Since Chinese characters are not phonetic, it is impossible to translate a Western name into Chinese. Thus, Westerners who plan to interact with the Chinese world, need new names that can be written with Chinese characters. Many people choose names which sound like their Western names. Often, a Chinese friend can help them choose a name that is suitable and does not sound like something bad (imagine having a name you think means something cool, but sounds almost exactly the same as “rape”). Since I have no close Chinese friends, this name is very much the result of my own thinking, although I am indebted to certain people for useful help (you know who you are).

I decided to choose a family name which resembles my own, i.e. “Linge”. Since the character “凌” in Mandarin Chinese is pronounced “ling” and also happens to be a surname, it seemed a reasonable choice. The characters means “to soar”, which also connects nicely with the two characters of my personal name. They are “云” (traditional “雲”) and “龙” (traditional “龍”), which are pronounce “yun” and “long” (both with rising tones), and means “cloud” and “dragon” respectively.
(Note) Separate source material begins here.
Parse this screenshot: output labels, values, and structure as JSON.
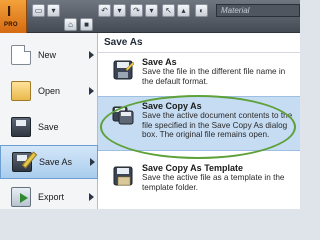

Let me explain why I like this name. The dragon bit actually comes from a technique in the taijiquan sabre form, called Cloud Dragon Playing in Water. It has long been my favourite name of any technique, and I like the picture of a dragon playing in water, something I also happen to like quite a lot. Also, the family name combines nicely with the personal name, creating “soaring cloud dragon”.

The first two characters of the full name, “凌” and “云”, also forms part of an idiom, which in its entirety runs “壮志凌云”, and can roughly be translated as “goals reaching as high as the clouds”. I spend a decent amount of my energy trying to achieve my goals, which tend to be rather ambitious, making the name even more suitable.

After having checked with three native speakers of Chinese, and having received positive feedback on this name from all of them, I have decided to adopt this name. So, from now on, I do not have to say “Sorry, I have no Chinese name yet”, but can use “凌云龙” instead.